US Defense Policy and the Japanese `Threat'
WITH the end of the cold war and the collapse of the USSR's far-flung empire, the need for extensive United States troop deployments abroad would appear to have vanished, not only in Europe but also in the Pacific, where the changes have been dramatic if not quite so overwhelming. Moscow has established formal diplomatic relations with South Korea, is pulling air and naval forces out of Vietnam, and may return to Japan some of the islands seized after World War II. Even China is expanding its relations with the Republic of Korea, which now vastly outstrips its northern neighbor economically, and North Korea is reluctantly talking to Japan. Yet support for a continued expansive American role remains strong within the administration and think tanks around Washington, for a variety of reasons. Perhaps the strangest is to restrain our allies, namely Germany and Japan. Although European fears of reunited Germany appear to be dwindling, hostility toward Japan throughout the Pacific remains great. Indeed, merely to talk of reducing US forces in the region brings forth anguished cries from a host of nations.
Such animus toward Japan is evident in the US as well. The fighting in the Pacific during World War II was more bitter than that in Europe, and Japan's recent economic success has caused some businessmen and politicians to hark back to Pearl Harbor.
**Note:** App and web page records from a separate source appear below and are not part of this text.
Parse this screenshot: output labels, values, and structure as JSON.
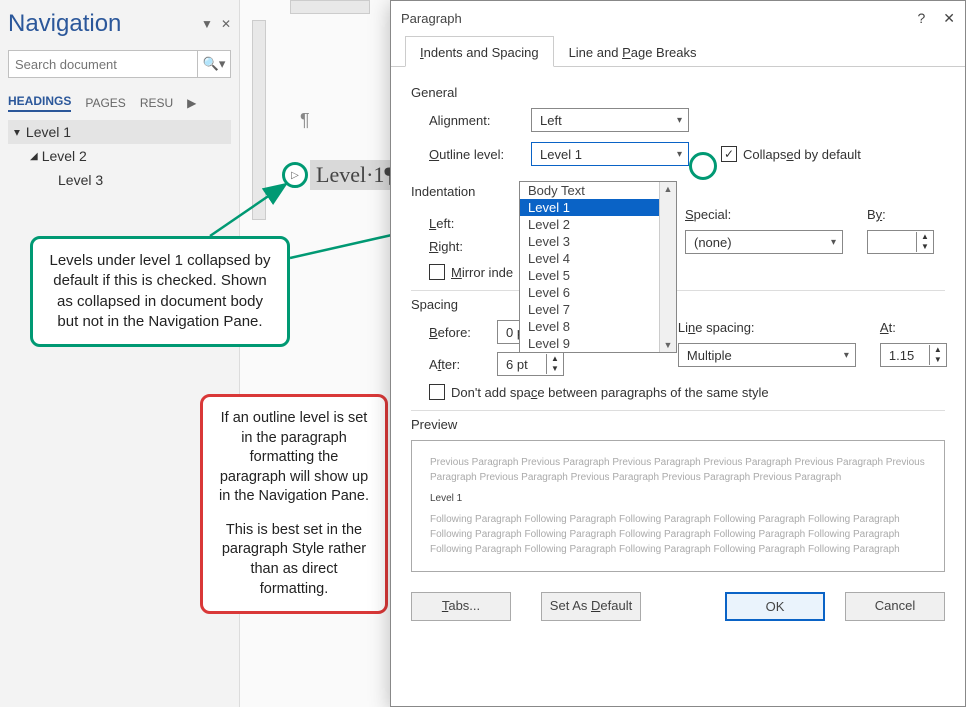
{
  "nav": {
    "title": "Navigation",
    "search_placeholder": "Search document",
    "tabs": {
      "headings": "HEADINGS",
      "pages": "PAGES",
      "results": "RESU"
    },
    "items": [
      {
        "label": "Level 1",
        "level": 1,
        "selected": true,
        "expand": "▲"
      },
      {
        "label": "Level 2",
        "level": 2,
        "selected": false,
        "expand": "▲"
      },
      {
        "label": "Level 3",
        "level": 3,
        "selected": false,
        "expand": ""
      }
    ]
  },
  "document": {
    "heading_text": "Level·1¶",
    "paragraph_mark": "¶",
    "collapse_indicator": "▷"
  },
  "callouts": {
    "teal": "Levels under level 1 collapsed by default if this is checked. Shown as collapsed in document body but not in the Navigation Pane.",
    "red_p1": "If an outline level is set in the paragraph formatting the paragraph will show up in the Navigation Pane.",
    "red_p2": "This is best set in the paragraph Style rather than as direct formatting."
  },
  "dialog": {
    "title": "Paragraph",
    "help": "?",
    "close": "✕",
    "tabs": {
      "indents": "Indents and Spacing",
      "breaks": "Line and Page Breaks"
    },
    "general_label": "General",
    "alignment_label": "Alignment:",
    "alignment_value": "Left",
    "outline_label": "Outline level:",
    "outline_value": "Level 1",
    "collapsed_label": "Collapsed by default",
    "collapsed_checked": "✓",
    "outline_options": [
      "Body Text",
      "Level 1",
      "Level 2",
      "Level 3",
      "Level 4",
      "Level 5",
      "Level 6",
      "Level 7",
      "Level 8",
      "Level 9"
    ],
    "indentation_label": "Indentation",
    "left_label": "Left:",
    "right_label": "Right:",
    "mirror_label": "Mirror inde",
    "special_label": "Special:",
    "special_value": "(none)",
    "by_label": "By:",
    "spacing_label": "Spacing",
    "before_label": "Before:",
    "before_value": "0 pt",
    "after_label": "After:",
    "after_value": "6 pt",
    "line_spacing_label": "Line spacing:",
    "line_spacing_value": "Multiple",
    "at_label": "At:",
    "at_value": "1.15",
    "dont_add_label": "Don't add space between paragraphs of the same style",
    "preview_label": "Preview",
    "preview_prev": "Previous Paragraph Previous Paragraph Previous Paragraph Previous Paragraph Previous Paragraph Previous Paragraph Previous Paragraph Previous Paragraph Previous Paragraph Previous Paragraph",
    "preview_current": "Level 1",
    "preview_next": "Following Paragraph Following Paragraph Following Paragraph Following Paragraph Following Paragraph Following Paragraph Following Paragraph Following Paragraph Following Paragraph Following Paragraph Following Paragraph Following Paragraph Following Paragraph Following Paragraph Following Paragraph",
    "buttons": {
      "tabs": "Tabs...",
      "default": "Set As Default",
      "ok": "OK",
      "cancel": "Cancel"
    }
  }
}
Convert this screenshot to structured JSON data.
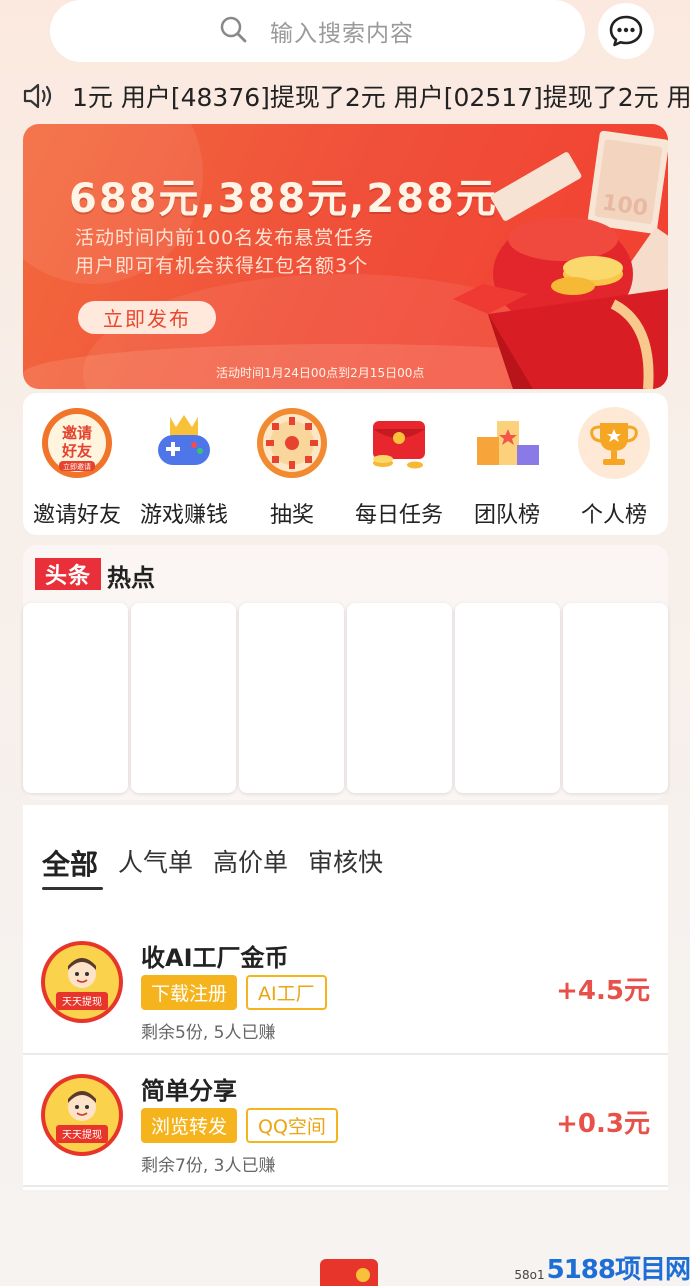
{
  "search": {
    "placeholder": "输入搜索内容"
  },
  "marquee": {
    "text": "1元 用户[48376]提现了2元 用户[02517]提现了2元 用"
  },
  "banner": {
    "title": "688元,388元,288元",
    "desc_line1": "活动时间内前100名发布悬赏任务",
    "desc_line2": "用户即可有机会获得红包名额3个",
    "button": "立即发布",
    "time": "活动时间1月24日00点到2月15日00点",
    "badge_text": "100"
  },
  "grid": [
    {
      "label": "邀请好友",
      "icon": "invite-friend-icon",
      "badge_line1": "邀请",
      "badge_line2": "好友",
      "badge_sub": "立即邀请"
    },
    {
      "label": "游戏赚钱",
      "icon": "game-controller-icon"
    },
    {
      "label": "抽奖",
      "icon": "lottery-wheel-icon"
    },
    {
      "label": "每日任务",
      "icon": "red-envelope-icon"
    },
    {
      "label": "团队榜",
      "icon": "podium-icon"
    },
    {
      "label": "个人榜",
      "icon": "trophy-icon"
    }
  ],
  "headline": {
    "logo": "头条",
    "title": "热点"
  },
  "tabs": [
    "全部",
    "人气单",
    "高价单",
    "审核快"
  ],
  "tasks": [
    {
      "title": "收AI工厂金币",
      "tag1": "下载注册",
      "tag2": "AI工厂",
      "meta": "剩余5份, 5人已赚",
      "reward": "+4.5元",
      "avatar_text": "天天提现"
    },
    {
      "title": "简单分享",
      "tag1": "浏览转发",
      "tag2": "QQ空间",
      "meta": "剩余7份, 3人已赚",
      "reward": "+0.3元",
      "avatar_text": "天天提现"
    }
  ],
  "watermark": {
    "small": "58o1",
    "big": "5188项目网"
  },
  "colors": {
    "accent": "#f0513a",
    "tag": "#f5b41e",
    "reward": "#e8514a"
  }
}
Moreover, some in the military view Japan as a potential replacement enemy for the USSR. Said retired general E.C. Meyer, formerly Army chief of staff: ``If you believe the Soviet [Union] has decreased in its international threat, then the two biggest threats are reunification of Germany, and what that really might mean, and what happens in Japan if they get involved in weapons production and other things like this over time.'' He concluded that ``Japan becoming overly involved in projection throughout Asia in any way, shape, or form would have a tremendously destabilizing impact.''
The notion that the US should not leave the Pacific, irrespective of the waning of the Soviet threat and the growth in the ability of America's allies to maintain the peace, because of Japan's aggression 50 years ago, is troubling. Should not the countries involved attempt to heal their festering wounds rather than expect American taxpayers to continue funding a military presence with few, if any, security benefits for the US?
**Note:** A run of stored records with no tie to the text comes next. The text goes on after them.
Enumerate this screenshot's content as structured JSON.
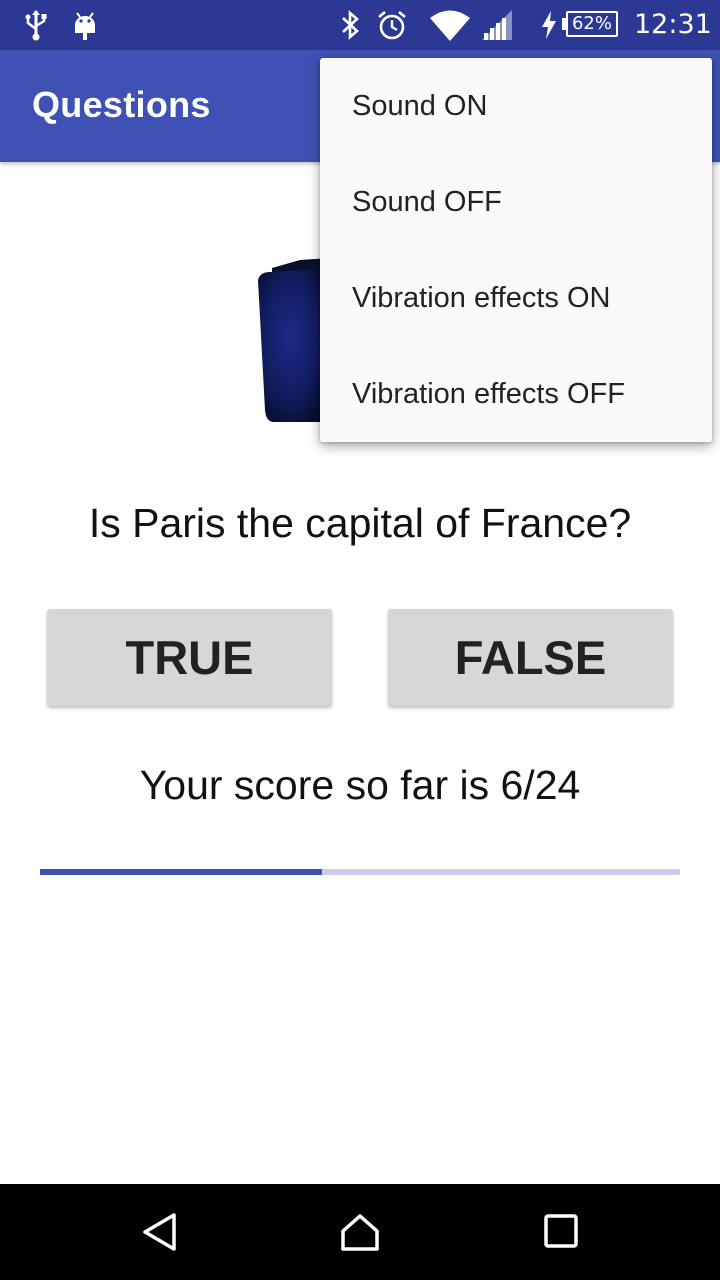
{
  "status_bar": {
    "icons": [
      "usb-icon",
      "android-debug-icon",
      "bluetooth-icon",
      "alarm-icon",
      "wifi-icon",
      "cell-signal-icon",
      "charging-icon",
      "battery-icon"
    ],
    "battery": "62%",
    "time": "12:31"
  },
  "app_bar": {
    "title": "Questions"
  },
  "menu": {
    "items": [
      {
        "label": "Sound ON"
      },
      {
        "label": "Sound OFF"
      },
      {
        "label": "Vibration effects ON"
      },
      {
        "label": "Vibration effects OFF"
      }
    ]
  },
  "question": {
    "text": "Is Paris the capital of France?"
  },
  "buttons": {
    "true_label": "TRUE",
    "false_label": "FALSE"
  },
  "score": {
    "text": "Your score so far is 6/24"
  },
  "progress": {
    "fraction": 0.44
  },
  "navigation": {
    "icons": [
      "back-icon",
      "home-icon",
      "recents-icon"
    ]
  },
  "colors": {
    "primary": "#3f51b5",
    "primary_dark": "#2c3994",
    "button": "#d6d7d7"
  }
}
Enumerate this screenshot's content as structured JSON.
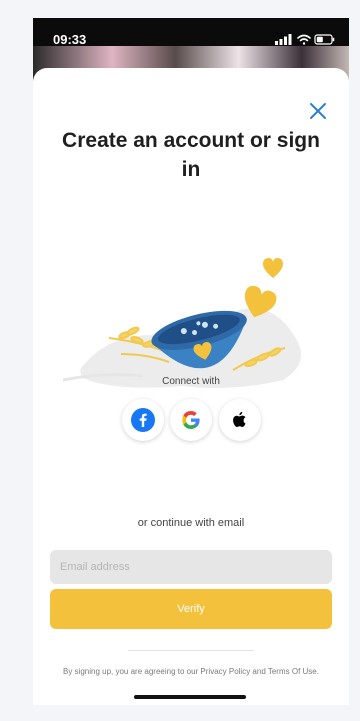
{
  "status_bar": {
    "time": "09:33"
  },
  "modal": {
    "title": "Create an account or sign in",
    "connect_label": "Connect with",
    "social": [
      {
        "name": "facebook",
        "icon": "facebook-icon",
        "color": "#1877F2"
      },
      {
        "name": "google",
        "icon": "google-icon"
      },
      {
        "name": "apple",
        "icon": "apple-icon",
        "color": "#000000"
      }
    ],
    "email_divider": "or continue with email",
    "email_placeholder": "Email address",
    "email_value": "",
    "verify_label": "Verify",
    "terms": "By signing up, you are agreeing to our Privacy Policy and Terms Of Use."
  },
  "colors": {
    "accent": "#F4C13D",
    "input_bg": "#E6E6E6",
    "bowl_blue": "#3B82C4"
  }
}
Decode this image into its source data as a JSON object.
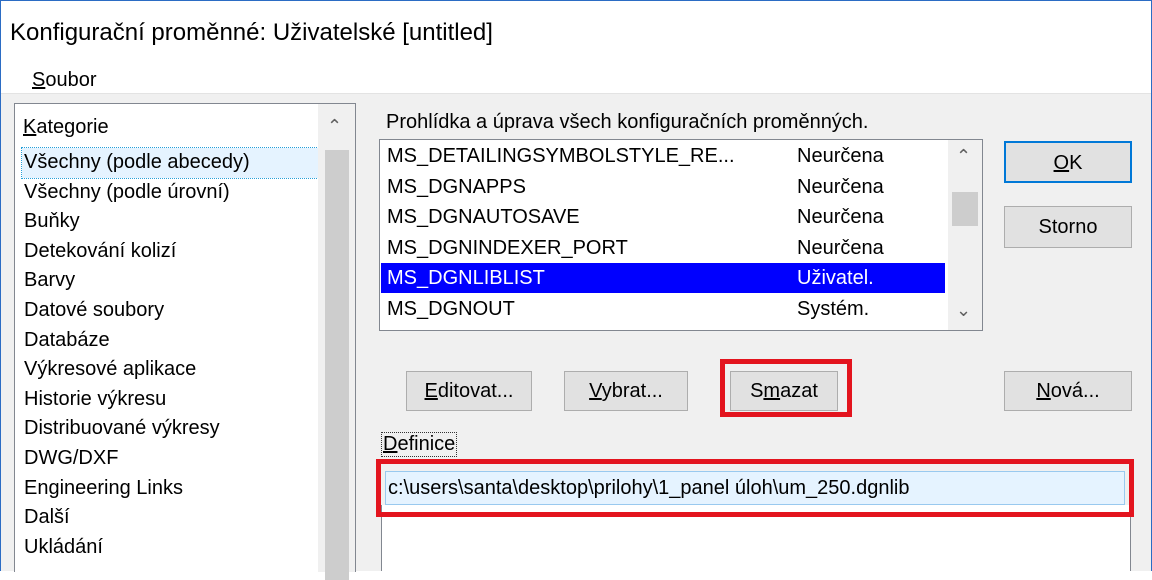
{
  "window": {
    "title": "Konfigurační proměnné: Uživatelské [untitled]"
  },
  "menu": {
    "file_first": "S",
    "file_rest": "oubor"
  },
  "categories": {
    "header_first": "K",
    "header_rest": "ategorie",
    "items": [
      "Všechny (podle abecedy)",
      "Všechny (podle úrovní)",
      "Buňky",
      "Detekování kolizí",
      "Barvy",
      "Datové soubory",
      "Databáze",
      "Výkresové aplikace",
      "Historie výkresu",
      "Distribuované výkresy",
      "DWG/DXF",
      "Engineering Links",
      "Další",
      "Ukládání"
    ],
    "selected_index": 0
  },
  "variables": {
    "description": "Prohlídka a úprava všech konfiguračních proměnných.",
    "rows": [
      {
        "name": "MS_DETAILINGSYMBOLSTYLE_RE...",
        "type": "Neurčena"
      },
      {
        "name": "MS_DGNAPPS",
        "type": "Neurčena"
      },
      {
        "name": "MS_DGNAUTOSAVE",
        "type": "Neurčena"
      },
      {
        "name": "MS_DGNINDEXER_PORT",
        "type": "Neurčena"
      },
      {
        "name": "MS_DGNLIBLIST",
        "type": "Uživatel."
      },
      {
        "name": "MS_DGNOUT",
        "type": "Systém."
      }
    ],
    "selected_index": 4
  },
  "buttons": {
    "ok_first": "O",
    "ok_rest": "K",
    "storno": "Storno",
    "edit_first": "E",
    "edit_rest": "ditovat...",
    "select_first": "V",
    "select_rest": "ybrat...",
    "delete_pre": "S",
    "delete_ul": "m",
    "delete_rest": "azat",
    "new_first": "N",
    "new_rest": "ová..."
  },
  "definition": {
    "label_first": "D",
    "label_rest": "efinice",
    "value": "c:\\users\\santa\\desktop\\prilohy\\1_panel úloh\\um_250.dgnlib"
  },
  "colors": {
    "highlight": "#e3141e",
    "selection": "#0000ff"
  }
}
To continue to treat Japan as a threat is to ignore its peaceful conduct since 1945. Democracy appears to be as firmly rooted there as in, say, France (remember Napoleon?). Japan has also peacefully achieved as much economic prosperity and national influence as it could have hoped to have gained from its aggression in World War II. It has nothing to gain and everything to lose from conflict.
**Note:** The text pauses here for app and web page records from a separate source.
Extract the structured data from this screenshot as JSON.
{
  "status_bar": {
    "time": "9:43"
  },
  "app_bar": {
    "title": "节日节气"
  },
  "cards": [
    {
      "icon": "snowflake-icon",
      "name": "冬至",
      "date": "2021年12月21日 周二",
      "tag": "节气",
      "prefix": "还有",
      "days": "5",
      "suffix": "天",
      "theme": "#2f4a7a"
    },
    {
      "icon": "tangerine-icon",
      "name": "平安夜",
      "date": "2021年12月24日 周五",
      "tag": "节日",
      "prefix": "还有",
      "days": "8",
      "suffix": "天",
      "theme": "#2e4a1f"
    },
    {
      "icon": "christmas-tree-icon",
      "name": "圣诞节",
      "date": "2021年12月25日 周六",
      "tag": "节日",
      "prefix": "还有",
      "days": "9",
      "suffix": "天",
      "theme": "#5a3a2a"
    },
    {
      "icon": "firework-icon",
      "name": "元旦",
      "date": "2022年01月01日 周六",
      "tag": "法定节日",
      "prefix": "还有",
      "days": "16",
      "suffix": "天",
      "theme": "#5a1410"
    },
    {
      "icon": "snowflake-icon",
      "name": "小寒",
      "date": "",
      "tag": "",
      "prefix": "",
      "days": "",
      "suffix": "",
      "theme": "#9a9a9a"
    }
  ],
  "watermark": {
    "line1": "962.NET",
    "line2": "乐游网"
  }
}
INDEED, the experience of World War II appears to have made the Japanese people far more reluctant to use force than perhaps anyone else in the world. Although the US imposed the ``peace constitution'' on Japan after the war, the provision banning offensive action remains overwhelmingly popular.
Consider the reaction to Prime Minister Toshiki Kaifu's proposal, made under pressure from Washington, to send some 2,000 lightly armed, noncombat support troops to the Persian Gulf. Opposition came not only from Japan's neighbors, but also from the Japanese people, 78 percent of them, according to a November poll. With the proposed deployment doomed to defeat in the opposition-controlled upper house - Socialist Party leader Takako Doi said that, ``We will never let this pass'' - Kaifu dropped the bill.
That a popular prime minister would fail so badly in his attempt to include a few noncombatants as part of a multinational force involved in a region of great economic interest to Tokyo shows how little Japan's neighbors have to fear from renewed Japanese aggression. Says Akihiko Tanaka, a political science professor at the University of Tokyo: ``What this debate has shown is that Japan is still not over World War II. The reluctance to play any political role in the world, particularly if it involves a military presence, is still predominant.''
As the specter of Soviet conquest fades, Washington no longer needs a global network of troops and treaties to contain the Soviets. Nor do Germany and Japan pose new threats to be restrained. Their obvious reluctance to use their militaries, even in a noncombatant role, shows just how much these nations, along with the rest of the world, have changed.